By offering visitors the chance to experience Hawaiʻi as being steeped in rich, spiritual practices, kindred connections can flourish and knowledge can be shared.

After the immense challenges of 2020 and the influx of visitors seen throughout 2021, voluntourism opportunities such as these hope to promote a new wave of responsible, regenerative tourism to encourage responsible travel. “The emotional validation that stems from coming to a place you have contributed to in a positive way is truly invaluable,” says Palupe. “If you love the Hawaiʻi that you visit today, you should care to participate in the work it takes to maintain it or to make it even better.”


Where to Stay

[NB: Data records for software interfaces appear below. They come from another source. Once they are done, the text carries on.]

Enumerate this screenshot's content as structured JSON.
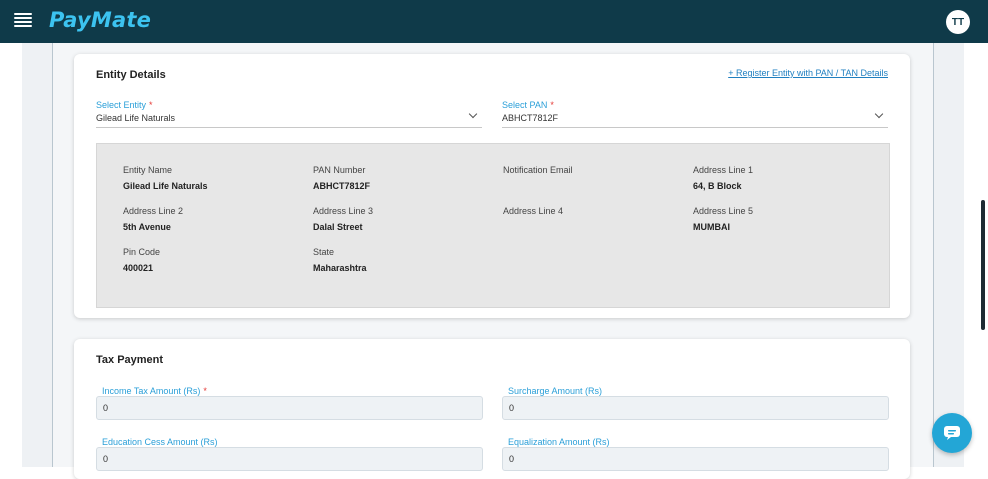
{
  "app": {
    "logo": "PayMate",
    "user_initials": "TT"
  },
  "entity_details": {
    "title": "Entity Details",
    "register_link": "+ Register Entity with PAN / TAN Details",
    "select_entity": {
      "label": "Select Entity",
      "required_mark": "*",
      "value": "Gilead Life Naturals"
    },
    "select_pan": {
      "label": "Select PAN",
      "required_mark": "*",
      "value": "ABHCT7812F"
    },
    "info": [
      {
        "label": "Entity Name",
        "value": "Gilead Life Naturals"
      },
      {
        "label": "PAN Number",
        "value": "ABHCT7812F"
      },
      {
        "label": "Notification Email",
        "value": ""
      },
      {
        "label": "Address Line 1",
        "value": "64, B Block"
      },
      {
        "label": "Address Line 2",
        "value": "5th Avenue"
      },
      {
        "label": "Address Line 3",
        "value": "Dalal Street"
      },
      {
        "label": "Address Line 4",
        "value": ""
      },
      {
        "label": "Address Line 5",
        "value": "MUMBAI"
      },
      {
        "label": "Pin Code",
        "value": "400021"
      },
      {
        "label": "State",
        "value": "Maharashtra"
      }
    ]
  },
  "tax_payment": {
    "title": "Tax Payment",
    "fields": [
      {
        "label": "Income Tax Amount (Rs)",
        "required_mark": "*",
        "value": "0"
      },
      {
        "label": "Surcharge Amount (Rs)",
        "required_mark": "",
        "value": "0"
      },
      {
        "label": "Education Cess Amount (Rs)",
        "required_mark": "",
        "value": "0"
      },
      {
        "label": "Equalization Amount (Rs)",
        "required_mark": "",
        "value": "0"
      }
    ]
  },
  "colors": {
    "header": "#0f3a49",
    "accent": "#2a9fd8",
    "logo": "#3cc3f0",
    "required": "#e53935"
  },
  "icons": {
    "menu": "hamburger-icon",
    "dropdown": "chevron-down-icon",
    "chat": "chat-icon"
  }
}
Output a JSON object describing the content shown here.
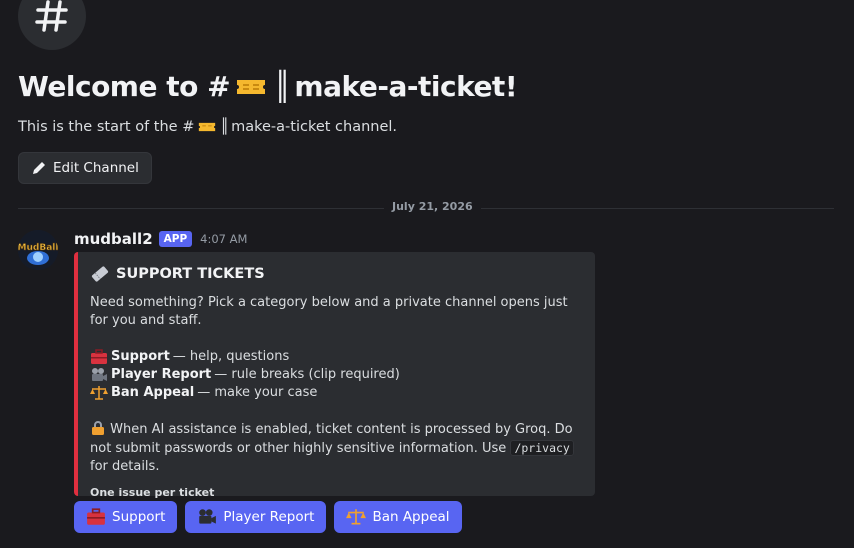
{
  "header": {
    "channel_icon": "hash-icon",
    "welcome_prefix": "Welcome to #",
    "channel_name": "make-a-ticket!",
    "start_prefix": "This is the start of the #",
    "start_suffix": "make-a-ticket channel.",
    "edit_label": "Edit Channel"
  },
  "divider": {
    "date": "July 21, 2026"
  },
  "message": {
    "username": "mudball2",
    "badge": "APP",
    "time": "4:07 AM",
    "avatar_icon": "mudball-logo",
    "avatar_text": "MudBall"
  },
  "embed": {
    "accent_color": "#e02f3f",
    "title": "SUPPORT TICKETS",
    "intro": "Need something? Pick a category below and a private channel opens just for you and staff.",
    "categories": [
      {
        "icon": "toolbox-icon",
        "name": "Support",
        "desc": "— help, questions"
      },
      {
        "icon": "movie-camera-icon",
        "name": "Player Report",
        "desc": "— rule breaks (clip required)"
      },
      {
        "icon": "scales-icon",
        "name": "Ban Appeal",
        "desc": "— make your case"
      }
    ],
    "notice_pre": "When AI assistance is enabled, ticket content is processed by Groq. Do not submit passwords or other highly sensitive information. Use",
    "notice_code": "/privacy",
    "notice_post": "for details.",
    "footer": "One issue per ticket"
  },
  "buttons": [
    {
      "icon": "toolbox-icon",
      "label": "Support"
    },
    {
      "icon": "movie-camera-icon",
      "label": "Player Report"
    },
    {
      "icon": "scales-icon",
      "label": "Ban Appeal"
    }
  ],
  "colors": {
    "background": "#1a1a1e",
    "brand": "#5865f2"
  }
}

Nestled in the heart of bustling Waikīkī on Oahu, the oceanfront Sheraton Waikiki is known for its infinity pool, the longest in North America, showcasing expansive views of the Pacific Ocean.

The luxurious beachside resort is located on the south shore of Maui in elegant Wailea and features some of the island’s best pools, including the longest resort waterslide in Hawaiʻi.

A scenic respite on the Kohala coast of Hawaiʻi Island, this contemporary resort is an ideal locale for rejuvenation and family-friendly fun.

Travel better

Volunteer at a fishpond.

Tours and Activities

Immerse yourself in Hawaiʻi’s rich and nuanced cultural landscape by participating in the Mālama Hawaiʻi program available at your resort.